**Aim of the exercise:** Below are records to repeat exactly. Omit the pictures from the copy.

Records from a dataset:

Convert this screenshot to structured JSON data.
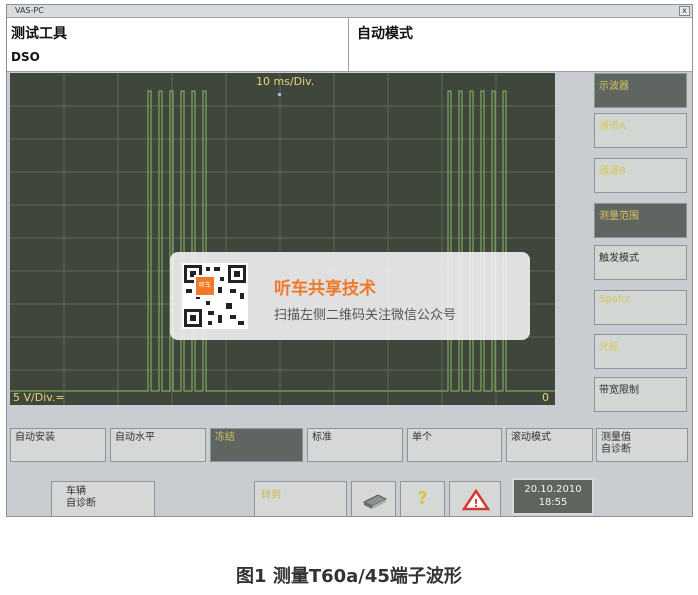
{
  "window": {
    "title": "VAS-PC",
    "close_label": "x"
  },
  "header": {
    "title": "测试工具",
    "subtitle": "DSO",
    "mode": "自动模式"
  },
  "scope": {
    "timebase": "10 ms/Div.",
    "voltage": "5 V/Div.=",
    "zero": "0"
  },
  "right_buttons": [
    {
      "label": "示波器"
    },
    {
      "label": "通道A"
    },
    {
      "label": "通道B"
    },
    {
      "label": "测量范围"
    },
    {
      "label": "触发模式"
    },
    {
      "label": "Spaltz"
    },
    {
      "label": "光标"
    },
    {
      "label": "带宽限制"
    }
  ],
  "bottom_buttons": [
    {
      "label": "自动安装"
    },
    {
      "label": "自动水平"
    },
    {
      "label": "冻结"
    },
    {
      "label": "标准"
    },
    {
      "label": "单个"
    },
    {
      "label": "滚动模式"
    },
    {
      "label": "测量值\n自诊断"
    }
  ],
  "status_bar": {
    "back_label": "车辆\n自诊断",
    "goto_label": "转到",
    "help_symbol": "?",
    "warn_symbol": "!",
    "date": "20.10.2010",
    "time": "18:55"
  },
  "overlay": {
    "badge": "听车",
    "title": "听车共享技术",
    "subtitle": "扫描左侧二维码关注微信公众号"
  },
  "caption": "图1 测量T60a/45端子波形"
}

**Exercise answer:**
Convert this screenshot to structured JSON data.
{
  "window": {
    "title": "VAS-PC",
    "close_label": "x"
  },
  "header": {
    "title": "测试工具",
    "subtitle": "DSO",
    "mode": "自动模式"
  },
  "scope": {
    "timebase": "10 ms/Div.",
    "voltage": "5 V/Div.=",
    "zero": "0"
  },
  "right_buttons": [
    {
      "label": "示波器"
    },
    {
      "label": "通道A"
    },
    {
      "label": "通道B"
    },
    {
      "label": "测量范围"
    },
    {
      "label": "触发模式"
    },
    {
      "label": "Spaltz"
    },
    {
      "label": "光标"
    },
    {
      "label": "带宽限制"
    }
  ],
  "bottom_buttons": [
    {
      "label": "自动安装"
    },
    {
      "label": "自动水平"
    },
    {
      "label": "冻结"
    },
    {
      "label": "标准"
    },
    {
      "label": "单个"
    },
    {
      "label": "滚动模式"
    },
    {
      "label": "测量值\n自诊断"
    }
  ],
  "status_bar": {
    "back_label": "车辆\n自诊断",
    "goto_label": "转到",
    "help_symbol": "?",
    "warn_symbol": "!",
    "date": "20.10.2010",
    "time": "18:55"
  },
  "overlay": {
    "badge": "听车",
    "title": "听车共享技术",
    "subtitle": "扫描左侧二维码关注微信公众号"
  },
  "caption": "图1 测量T60a/45端子波形"
}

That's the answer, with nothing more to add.